When Warner Bros. Home Entertainment began creating animated movies based on classic comic stories, it was only a matter of time before "Batman: Hush" made the cut.
The epic 2002-03 story by Jeph Loeb, with iconic art by Jim Lee, had it all - mystery, mayhem and even romance. And though the animated movie version is not nearly as epic, it's still pretty entertaining and beautifully reinforces what makes Batman such a special character.
The action of "Batman: Hush" begins when Batman (Jason O'Mara) rescues a kidnapped boy and is disappointed to see Catwoman (Jennifer Morrison) steal the ransom money, as he thought Selina Kyle was reformed. But he soon discovers there is much more to the story, including a mysterious new villain who calls himself Hush. Things get more complicated when Hush begins involving most of Batman's Rogues Gallery and even Superman (Jerry O'Connell) to help him in his plan to destroy Batman. And when Batman deduces Hush knows he is Bruce Wayne, he realizes he must protect everyone close to him - especially Selina.

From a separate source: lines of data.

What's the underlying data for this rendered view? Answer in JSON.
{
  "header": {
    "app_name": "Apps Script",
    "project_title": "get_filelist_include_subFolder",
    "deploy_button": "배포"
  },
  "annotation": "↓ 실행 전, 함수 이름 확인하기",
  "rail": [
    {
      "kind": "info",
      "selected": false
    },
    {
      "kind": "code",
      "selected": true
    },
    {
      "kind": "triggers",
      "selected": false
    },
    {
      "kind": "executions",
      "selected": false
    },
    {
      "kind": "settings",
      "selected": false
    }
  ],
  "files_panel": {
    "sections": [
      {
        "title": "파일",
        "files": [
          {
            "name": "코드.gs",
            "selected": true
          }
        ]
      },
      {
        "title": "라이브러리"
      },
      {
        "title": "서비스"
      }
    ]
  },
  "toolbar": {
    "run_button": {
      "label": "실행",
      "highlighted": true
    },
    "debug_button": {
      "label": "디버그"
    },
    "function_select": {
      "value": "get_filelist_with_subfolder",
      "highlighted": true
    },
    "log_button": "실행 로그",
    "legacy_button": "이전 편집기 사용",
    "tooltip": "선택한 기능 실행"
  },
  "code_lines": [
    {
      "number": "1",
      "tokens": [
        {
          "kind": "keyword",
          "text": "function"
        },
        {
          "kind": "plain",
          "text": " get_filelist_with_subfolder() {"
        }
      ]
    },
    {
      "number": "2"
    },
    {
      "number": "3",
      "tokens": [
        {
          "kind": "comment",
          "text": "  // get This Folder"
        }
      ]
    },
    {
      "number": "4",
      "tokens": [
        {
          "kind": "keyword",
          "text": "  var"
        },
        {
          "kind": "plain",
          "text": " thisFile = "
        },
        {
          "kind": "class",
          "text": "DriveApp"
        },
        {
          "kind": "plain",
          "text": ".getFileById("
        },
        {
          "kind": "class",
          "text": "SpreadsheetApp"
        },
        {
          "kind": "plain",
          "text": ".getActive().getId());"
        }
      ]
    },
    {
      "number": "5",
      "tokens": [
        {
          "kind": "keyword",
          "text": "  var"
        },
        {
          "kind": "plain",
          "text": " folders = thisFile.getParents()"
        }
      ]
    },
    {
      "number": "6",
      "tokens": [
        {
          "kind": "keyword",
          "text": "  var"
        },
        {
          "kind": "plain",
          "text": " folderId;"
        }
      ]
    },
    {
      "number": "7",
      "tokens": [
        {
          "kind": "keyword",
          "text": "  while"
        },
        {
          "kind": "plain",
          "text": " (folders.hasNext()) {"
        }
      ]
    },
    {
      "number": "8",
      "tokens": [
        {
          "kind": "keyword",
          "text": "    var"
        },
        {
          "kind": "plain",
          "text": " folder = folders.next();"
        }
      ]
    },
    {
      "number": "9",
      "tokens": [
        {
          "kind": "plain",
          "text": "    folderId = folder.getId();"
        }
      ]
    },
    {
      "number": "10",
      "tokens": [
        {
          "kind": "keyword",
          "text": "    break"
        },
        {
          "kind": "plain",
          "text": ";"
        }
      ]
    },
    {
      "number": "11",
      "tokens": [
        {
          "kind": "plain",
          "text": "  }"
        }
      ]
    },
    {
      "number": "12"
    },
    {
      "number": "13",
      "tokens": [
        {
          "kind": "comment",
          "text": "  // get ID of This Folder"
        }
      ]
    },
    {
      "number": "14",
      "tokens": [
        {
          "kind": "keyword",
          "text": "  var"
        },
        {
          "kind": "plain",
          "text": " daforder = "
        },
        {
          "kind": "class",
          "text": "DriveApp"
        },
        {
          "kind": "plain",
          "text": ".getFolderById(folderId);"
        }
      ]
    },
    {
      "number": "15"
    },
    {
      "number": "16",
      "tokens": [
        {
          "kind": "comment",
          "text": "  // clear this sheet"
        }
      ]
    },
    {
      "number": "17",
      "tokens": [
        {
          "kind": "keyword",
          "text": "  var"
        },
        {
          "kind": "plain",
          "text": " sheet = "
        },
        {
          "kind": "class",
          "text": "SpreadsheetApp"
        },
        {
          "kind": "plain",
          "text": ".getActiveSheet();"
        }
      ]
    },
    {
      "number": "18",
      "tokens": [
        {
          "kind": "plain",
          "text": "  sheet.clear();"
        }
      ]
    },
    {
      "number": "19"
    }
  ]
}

The original "Hush" story spanned 12 months, so changes had to be made to create an 82-minute movie. The change making the Batman-Catwoman romance the central story is a good call, but unfortunately, it comes at the expense of the mystery surrounding the identity of Hush. So when that answer is finally revealed, it comes out of nowhere with no clues leading up to the revelation. More development of that story would've been possible if the movie hadn't spent so much of its first half consumed with Superman fighting Batman, which isn't nearly as juicy as it should have been. Still, the ending, though rushed, is solid and makes watching the first 70 minutes totally worth it. And even if you've read the original comics, I wouldn't be so sure you know how it ends.
Of course, no animated movie can succeed without a good voice cast, and "Hush" has one for the most part. O'Mara, though no Kevin Conroy, has become a solid Batman/Bruce Wayne. Sadly, it's the villains who don't quite measure up, especially Jason Spisak (The Joker) and Hynden Walch (Harley Quinn), who simply offer weak imitations of Mark Hamill and Arleen Sorkin playing those roles. Rainn Wilson is outstanding as Lex Luthor, although his appearance is somewhat unnecessary. But it's the outstanding Morrison who completely makes the movie as she perfectly plays both Selina's sultriness and vulnerability.
If you're looking for a perfect re-telling of the "Hush" comic story, you're going to be disappointed. Once you realize that's just not possible in this format, you can enjoy what you do have, which is a pretty good Batman story that reminds us just why we've loved the Dark Knight so much these past 80 years.
"Batman: Hush" is rated PG-13 and features animated violence, sexual situations and some strong language. It's now available on 4K Ultra HD Combo Pack, Blu-Ray Combo Pack, the DC Universe streaming service and digital outlets including iTunes and Amazon Prime Video.
Angela Henderson-Bentley writes about television for HD Media. Contact her at firstname.lastname@example.org.